Kingfisher Park Birdwatchers Lodge in Julatten was our next destination. We were on the road by 7:00 AM stopping at Mount Hypipamee National Park to search for a Cassowary, a large flightless bird, but without success. Lunch was at Mount Molloy Café a Mexican establishment where Frank ordered a hamburger with “the lot” that included everything that could be stacked on a burger. We reached the Kingfisher in time to do some afternoon bird photography before heading for dinner at the National Hotel & Pub in Mount Molloy.
The Buff Breasted Paradise Kingfisher is the iconic bird that nests on the Lodge grounds. The bird migrates from Papua New Guinea and had arrived at the Lodge in time for us to photograph this colorful Kingfisher. Carol Iles, our owner of the lodge, told us that somewhere during the migration from Papua New Guinea the Buff Breasted Paradise Kingfisher had lost its long signature tail feathers. So, my picture of the bird is sans tail feathers. Carol was very helpful and told us about a couple of other birding hot spots, Brooklyn Village caravan park where we found a Tawny Frogmouth on its nest with a chick, and a ranch area where we found a male Australian Bustard exhibiting its mating display.
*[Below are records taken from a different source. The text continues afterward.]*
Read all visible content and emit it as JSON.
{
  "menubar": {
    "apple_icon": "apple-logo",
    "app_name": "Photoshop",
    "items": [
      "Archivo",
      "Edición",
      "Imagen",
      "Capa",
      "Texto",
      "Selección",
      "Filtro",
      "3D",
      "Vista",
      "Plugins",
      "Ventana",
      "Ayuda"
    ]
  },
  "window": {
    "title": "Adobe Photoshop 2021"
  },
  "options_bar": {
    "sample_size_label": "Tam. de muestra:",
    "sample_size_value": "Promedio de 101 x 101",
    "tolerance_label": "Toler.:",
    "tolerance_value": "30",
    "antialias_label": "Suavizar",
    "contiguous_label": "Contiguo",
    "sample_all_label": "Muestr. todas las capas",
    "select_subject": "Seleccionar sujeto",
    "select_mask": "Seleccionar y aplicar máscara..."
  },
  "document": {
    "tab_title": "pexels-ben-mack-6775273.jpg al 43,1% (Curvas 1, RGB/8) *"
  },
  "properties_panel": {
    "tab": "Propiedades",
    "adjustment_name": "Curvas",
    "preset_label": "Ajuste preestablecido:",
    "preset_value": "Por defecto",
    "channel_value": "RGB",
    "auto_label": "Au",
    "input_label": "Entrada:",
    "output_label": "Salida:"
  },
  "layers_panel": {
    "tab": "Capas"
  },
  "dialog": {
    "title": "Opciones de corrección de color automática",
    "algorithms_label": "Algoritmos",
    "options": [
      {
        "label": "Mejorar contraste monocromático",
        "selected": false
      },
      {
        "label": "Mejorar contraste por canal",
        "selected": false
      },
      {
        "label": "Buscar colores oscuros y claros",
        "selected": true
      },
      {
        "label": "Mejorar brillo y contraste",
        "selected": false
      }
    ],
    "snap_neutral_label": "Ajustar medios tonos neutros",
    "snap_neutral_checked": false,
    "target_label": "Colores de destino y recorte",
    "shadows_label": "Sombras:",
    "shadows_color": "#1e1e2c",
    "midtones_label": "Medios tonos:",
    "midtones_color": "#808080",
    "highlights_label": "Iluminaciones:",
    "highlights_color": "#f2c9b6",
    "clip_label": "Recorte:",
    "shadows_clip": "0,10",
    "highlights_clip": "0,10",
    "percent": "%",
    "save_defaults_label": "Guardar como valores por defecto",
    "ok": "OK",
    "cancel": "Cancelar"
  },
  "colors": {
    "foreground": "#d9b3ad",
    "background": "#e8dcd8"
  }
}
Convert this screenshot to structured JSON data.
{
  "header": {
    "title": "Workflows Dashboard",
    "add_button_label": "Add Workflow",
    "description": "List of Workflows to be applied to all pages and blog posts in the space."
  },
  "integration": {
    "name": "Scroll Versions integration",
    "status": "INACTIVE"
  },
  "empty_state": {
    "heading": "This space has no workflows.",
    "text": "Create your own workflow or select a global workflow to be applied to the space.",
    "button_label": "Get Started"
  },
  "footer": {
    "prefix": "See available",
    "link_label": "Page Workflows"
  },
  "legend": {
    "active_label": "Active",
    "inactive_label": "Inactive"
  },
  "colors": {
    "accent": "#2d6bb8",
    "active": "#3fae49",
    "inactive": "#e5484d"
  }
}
After two nights at the Kingfisher Park Birdwatchers Lodge we were on the road again back to Cairns for a flight to Brisbane and drive to O’Reilly’s Rainforest Retreat. O’Reilly’s was a busy place with lots of guests and a myriad of activities. Although we hiked many of the trails looking for birds, most birds hung out right by the entrance to reception where you could buy wild bird seed and feed the birds. Parrots, Bowerbirds, and Cockatoos were all over you once you had seed in your hand. Our last day at O’Reilly’s was charmed when we found a Paradise Riflebird, female Australian Logrunner and Albert’s Lyrebird all on the same trail.
The last two nights of the Trogon Photo Tour were spent at the unimpressive Shangri-La Gardens in Wynnum, a suburb of Brisbane. Kylie and Frank did their best to find us some birds to photograph, but it was slim pickings. We lunched at the Pelican’s Nest Café where Frank assured me again that I would get to photograph flying foxes (large fruit bats). Sure enough, a short drive from the Pelican’s Nest Café, Frank drove us through some neighborhoods to a Black Flying Fox roost with dozens of the large bats hanging from tree branches.
We celebrated the end of our Trogon Photo Tour with a delicious seafood dinner at the lively Manly Boathouse Restaurant with its great view of Moreton Bay. Early next morning, Sunday, November 6th, forty-one days after leaving home, Frank shuttled us to Brisbane Airport for our flight to Hobart, Tasmania.
NOTE: Bird photographs can be found on the Home Page – Bird Gallery – Birds of Australia
Other trip photographs can be found on the Home Page – Austalia Gallery